- **ASSIGNED TASK**: Copy every line of the data that includes the string "JSON".

- **TASK DATA**:
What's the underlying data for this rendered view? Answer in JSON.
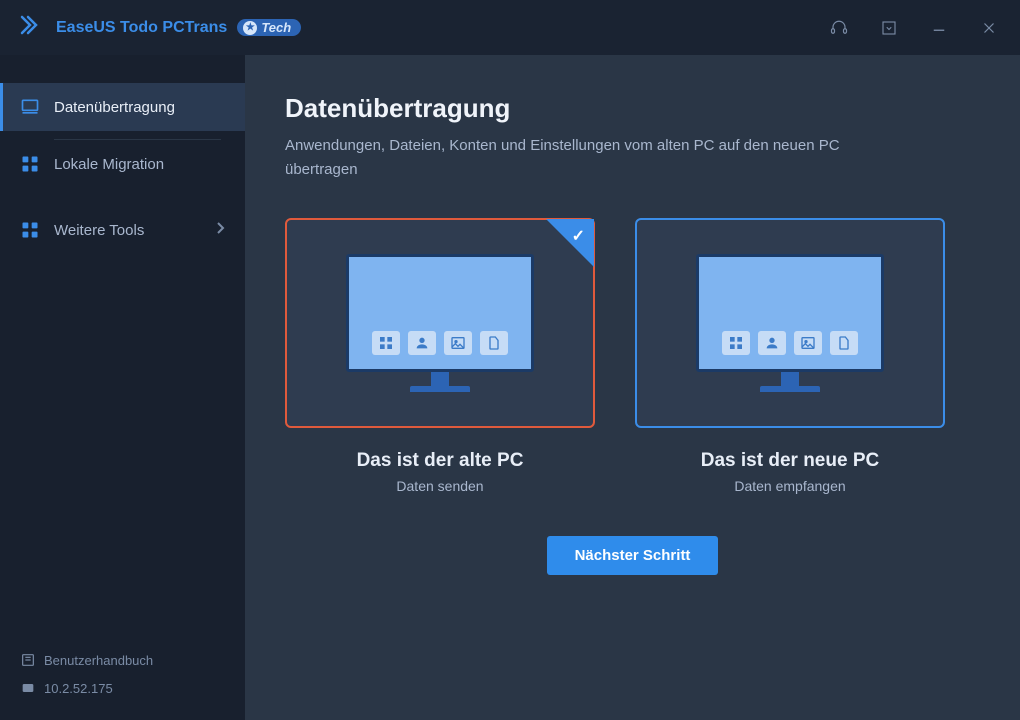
{
  "titlebar": {
    "product_name": "EaseUS Todo PCTrans",
    "badge_text": "Tech"
  },
  "sidebar": {
    "items": [
      {
        "label": "Datenübertragung"
      },
      {
        "label": "Lokale Migration"
      },
      {
        "label": "Weitere Tools"
      }
    ],
    "footer": {
      "manual_label": "Benutzerhandbuch",
      "ip_address": "10.2.52.175"
    }
  },
  "main": {
    "title": "Datenübertragung",
    "description": "Anwendungen, Dateien, Konten und Einstellungen vom alten PC auf den neuen PC übertragen",
    "cards": [
      {
        "title": "Das ist der alte PC",
        "subtitle": "Daten senden"
      },
      {
        "title": "Das ist der neue PC",
        "subtitle": "Daten empfangen"
      }
    ],
    "next_button": "Nächster Schritt"
  }
}
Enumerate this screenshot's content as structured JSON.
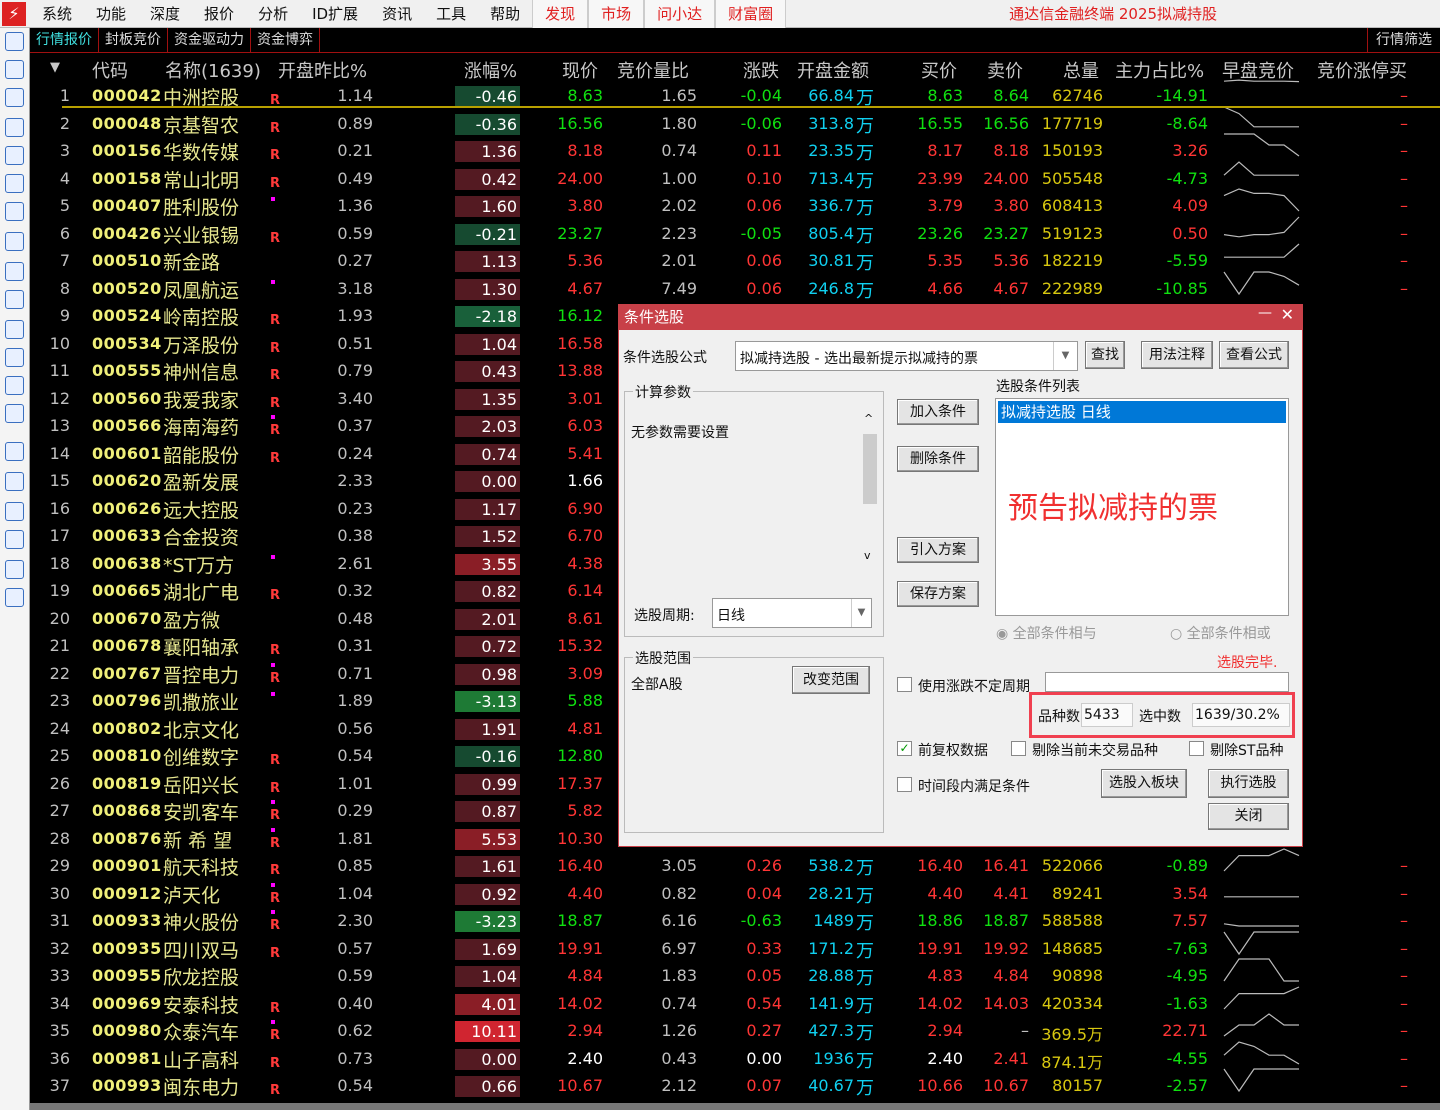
{
  "menubar": {
    "items": [
      "系统",
      "功能",
      "深度",
      "报价",
      "分析",
      "ID扩展",
      "资讯",
      "工具",
      "帮助"
    ],
    "right_items": [
      "发现",
      "市场",
      "问小达",
      "财富圈"
    ],
    "title": "通达信金融终端  2025拟减持股"
  },
  "tabs": {
    "items": [
      "行情报价",
      "封板竞价",
      "资金驱动力",
      "资金博弈"
    ],
    "filter": "行情筛选"
  },
  "toolbar_icons": [
    "back-arrow-icon",
    "up-arrow-icon",
    "down-arrow-icon",
    "quote-list-icon",
    "grid-icon",
    "line-chart-icon",
    "kline-icon",
    "report-icon",
    "f10-icon",
    "board-icon",
    "notes-icon",
    "f12-icon",
    "formula-icon",
    "circle-icon",
    "folder-icon",
    "sort-icon",
    "scatter-icon",
    "export-icon",
    "printer-icon",
    "gear-icon"
  ],
  "headers": [
    "代码",
    "名称(1639)",
    "开盘昨比%",
    "涨幅%",
    "现价",
    "竞价量比",
    "涨跌",
    "开盘金额",
    "买价",
    "卖价",
    "总量",
    "主力占比%",
    "早盘竞价",
    "竞价涨停买"
  ],
  "colors": {
    "up": "#ff3535",
    "down": "#10e010",
    "accent": "#c84048"
  },
  "rows": [
    [
      "1",
      "000042",
      "中洲控股",
      "R",
      "1.14",
      "-0.46",
      "8.63",
      "1.65",
      "-0.04",
      "66.84",
      "8.63",
      "8.64",
      "62746",
      "-14.91",
      [
        0.1,
        0.05,
        0.1,
        0.1,
        0.1,
        0.12
      ]
    ],
    [
      "2",
      "000048",
      "京基智农",
      "R",
      "0.89",
      "-0.36",
      "16.56",
      "1.80",
      "-0.06",
      "313.8",
      "16.55",
      "16.56",
      "177719",
      "-8.64",
      [
        0,
        0.3,
        0.9,
        0.9,
        0.9,
        0.9
      ]
    ],
    [
      "3",
      "000156",
      "华数传媒",
      "R",
      "0.21",
      "1.36",
      "8.18",
      "0.74",
      "0.11",
      "23.35",
      "8.17",
      "8.18",
      "150193",
      "3.26",
      [
        0,
        0,
        0,
        0.5,
        0.5,
        1
      ]
    ],
    [
      "4",
      "000158",
      "常山北明",
      "R",
      "0.49",
      "0.42",
      "24.00",
      "1.00",
      "0.10",
      "713.4",
      "23.99",
      "24.00",
      "505548",
      "-4.73",
      [
        0.6,
        0,
        0.6,
        0.6,
        0.6,
        0.6
      ]
    ],
    [
      "5",
      "000407",
      "胜利股份",
      "dot",
      "1.36",
      "1.60",
      "3.80",
      "2.02",
      "0.06",
      "336.7",
      "3.79",
      "3.80",
      "608413",
      "4.09",
      [
        0.3,
        0,
        0.2,
        0.2,
        0.3,
        1
      ]
    ],
    [
      "6",
      "000426",
      "兴业银锡",
      "R",
      "0.59",
      "-0.21",
      "23.27",
      "2.23",
      "-0.05",
      "805.4",
      "23.26",
      "23.27",
      "519123",
      "0.50",
      [
        0.8,
        0.9,
        0.8,
        0.8,
        0.7,
        0
      ]
    ],
    [
      "7",
      "000510",
      "新金路",
      "",
      "0.27",
      "1.13",
      "5.36",
      "2.01",
      "0.06",
      "30.81",
      "5.35",
      "5.36",
      "182219",
      "-5.59",
      [
        0.6,
        0.6,
        0.6,
        0.6,
        0.6,
        0
      ]
    ],
    [
      "8",
      "000520",
      "凤凰航运",
      "dot",
      "3.18",
      "1.30",
      "4.67",
      "7.49",
      "0.06",
      "246.8",
      "4.66",
      "4.67",
      "222989",
      "-10.85",
      [
        0,
        1,
        0,
        0,
        0.2,
        0.6
      ]
    ],
    [
      "9",
      "000524",
      "岭南控股",
      "R",
      "1.93",
      "-2.18",
      "16.12"
    ],
    [
      "10",
      "000534",
      "万泽股份",
      "R",
      "0.51",
      "1.04",
      "16.58"
    ],
    [
      "11",
      "000555",
      "神州信息",
      "R",
      "0.79",
      "0.43",
      "13.88"
    ],
    [
      "12",
      "000560",
      "我爱我家",
      "R",
      "3.40",
      "1.35",
      "3.01"
    ],
    [
      "13",
      "000566",
      "海南海药",
      "dotR",
      "0.37",
      "2.03",
      "6.03"
    ],
    [
      "14",
      "000601",
      "韶能股份",
      "R",
      "0.24",
      "0.74",
      "5.41"
    ],
    [
      "15",
      "000620",
      "盈新发展",
      "",
      "2.33",
      "0.00",
      "1.66"
    ],
    [
      "16",
      "000626",
      "远大控股",
      "",
      "0.23",
      "1.17",
      "6.90"
    ],
    [
      "17",
      "000633",
      "合金投资",
      "",
      "0.38",
      "1.52",
      "6.70"
    ],
    [
      "18",
      "000638",
      "*ST万方",
      "dot",
      "2.61",
      "3.55",
      "4.38"
    ],
    [
      "19",
      "000665",
      "湖北广电",
      "R",
      "0.32",
      "0.82",
      "6.14"
    ],
    [
      "20",
      "000670",
      "盈方微",
      "",
      "0.48",
      "2.01",
      "8.61"
    ],
    [
      "21",
      "000678",
      "襄阳轴承",
      "R",
      "0.31",
      "0.72",
      "15.32"
    ],
    [
      "22",
      "000767",
      "晋控电力",
      "dotR",
      "0.71",
      "0.98",
      "3.09"
    ],
    [
      "23",
      "000796",
      "凯撒旅业",
      "dot",
      "1.89",
      "-3.13",
      "5.88"
    ],
    [
      "24",
      "000802",
      "北京文化",
      "",
      "0.56",
      "1.91",
      "4.81"
    ],
    [
      "25",
      "000810",
      "创维数字",
      "R",
      "0.54",
      "-0.16",
      "12.80"
    ],
    [
      "26",
      "000819",
      "岳阳兴长",
      "R",
      "1.01",
      "0.99",
      "17.37"
    ],
    [
      "27",
      "000868",
      "安凯客车",
      "dotR",
      "0.29",
      "0.87",
      "5.82"
    ],
    [
      "28",
      "000876",
      "新 希 望",
      "dotR",
      "1.81",
      "5.53",
      "10.30"
    ],
    [
      "29",
      "000901",
      "航天科技",
      "R",
      "0.85",
      "1.61",
      "16.40",
      "3.05",
      "0.26",
      "538.2",
      "16.40",
      "16.41",
      "522066",
      "-0.89",
      [
        1,
        0.3,
        0.3,
        0.3,
        0,
        0.3
      ]
    ],
    [
      "30",
      "000912",
      "泸天化",
      "dotR",
      "1.04",
      "0.92",
      "4.40",
      "0.82",
      "0.04",
      "28.21",
      "4.40",
      "4.41",
      "89241",
      "3.54",
      [
        0.9,
        0.9,
        0.9,
        0.9,
        0.9,
        0.9
      ]
    ],
    [
      "31",
      "000933",
      "神火股份",
      "dotR",
      "2.30",
      "-3.23",
      "18.87",
      "6.16",
      "-0.63",
      "1489",
      "18.86",
      "18.87",
      "588588",
      "7.57",
      [
        0.9,
        1,
        1,
        1,
        1,
        1
      ]
    ],
    [
      "32",
      "000935",
      "四川双马",
      "R",
      "0.57",
      "1.69",
      "19.91",
      "6.97",
      "0.33",
      "171.2",
      "19.91",
      "19.92",
      "148685",
      "-7.63",
      [
        0,
        1,
        0,
        0,
        0,
        0
      ]
    ],
    [
      "33",
      "000955",
      "欣龙控股",
      "",
      "0.59",
      "1.04",
      "4.84",
      "1.83",
      "0.05",
      "28.88",
      "4.83",
      "4.84",
      "90898",
      "-4.95",
      [
        1,
        0,
        0,
        0,
        1,
        1
      ]
    ],
    [
      "34",
      "000969",
      "安泰科技",
      "R",
      "0.40",
      "4.01",
      "14.02",
      "0.74",
      "0.54",
      "141.9",
      "14.02",
      "14.03",
      "420334",
      "-1.63",
      [
        1,
        0.3,
        0.3,
        0.3,
        0.3,
        0
      ]
    ],
    [
      "35",
      "000980",
      "众泰汽车",
      "dotR",
      "0.62",
      "10.11",
      "2.94",
      "1.26",
      "0.27",
      "427.3",
      "2.94",
      "–",
      "369.5万",
      "22.71",
      [
        1,
        0.5,
        0.5,
        0,
        0.5,
        0.5
      ]
    ],
    [
      "36",
      "000981",
      "山子高科",
      "R",
      "0.73",
      "0.00",
      "2.40",
      "0.43",
      "0.00",
      "1936",
      "2.40",
      "2.41",
      "874.1万",
      "-4.55",
      [
        0.6,
        0,
        0.2,
        0.6,
        0.6,
        1
      ]
    ],
    [
      "37",
      "000993",
      "闽东电力",
      "R",
      "0.54",
      "0.66",
      "10.67",
      "2.12",
      "0.07",
      "40.67",
      "10.66",
      "10.67",
      "80157",
      "-2.57",
      [
        0,
        1,
        0,
        0,
        0,
        0
      ]
    ]
  ],
  "wan": "万",
  "limit_buy": "–",
  "dialog": {
    "title": "条件选股",
    "formula_label": "条件选股公式",
    "formula_value": "拟减持选股  -  选出最新提示拟减持的票",
    "btn_find": "查找",
    "btn_usage": "用法注释",
    "btn_view": "查看公式",
    "params_label": "计算参数",
    "params_text": "无参数需要设置",
    "period_label": "选股周期:",
    "period_value": "日线",
    "scope_label": "选股范围",
    "scope_value": "全部A股",
    "btn_scope": "改变范围",
    "btn_add": "加入条件",
    "btn_delete": "删除条件",
    "btn_import": "引入方案",
    "btn_save": "保存方案",
    "list_label": "选股条件列表",
    "list_item": "拟减持选股  日线",
    "annotation": "预告拟减持的票",
    "radio_and": "全部条件相与",
    "radio_or": "全部条件相或",
    "status": "选股完毕.",
    "cb_period": "使用涨跌不定周期",
    "count_label": "品种数",
    "count_value": "5433",
    "selected_label": "选中数",
    "selected_value": "1639/30.2%",
    "cb_adjust": "前复权数据",
    "cb_exclude_untraded": "剔除当前未交易品种",
    "cb_exclude_st": "剔除ST品种",
    "cb_timerange": "时间段内满足条件",
    "btn_to_block": "选股入板块",
    "btn_execute": "执行选股",
    "btn_close": "关闭"
  }
}
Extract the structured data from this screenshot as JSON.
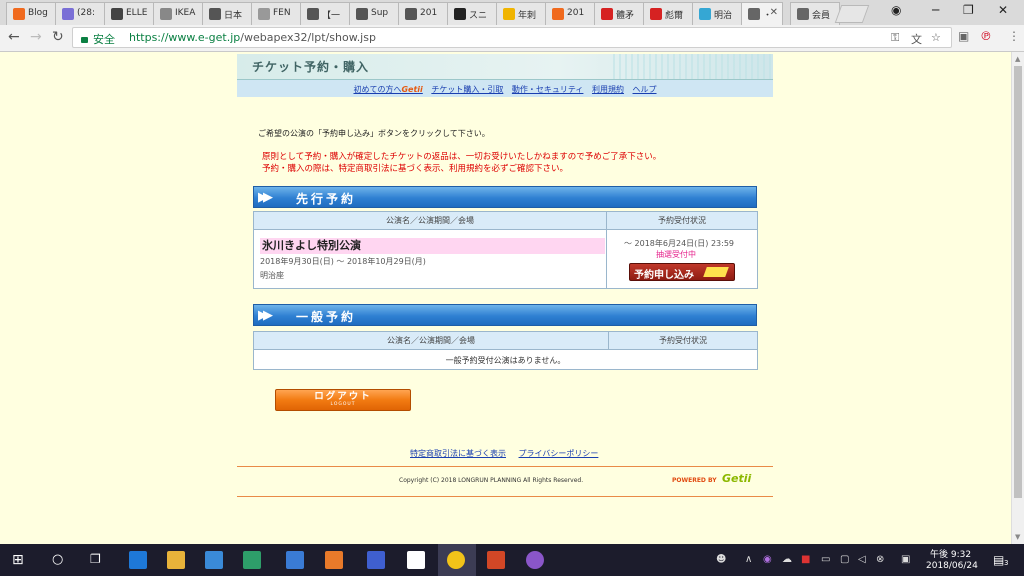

- **SOLUTION TO THIS EXERCISE**:
What's the underlying data for this rendered view? Answer in JSON.
Enumerate this screenshot's content as structured JSON.
Extract the structured data from this screenshot as JSON.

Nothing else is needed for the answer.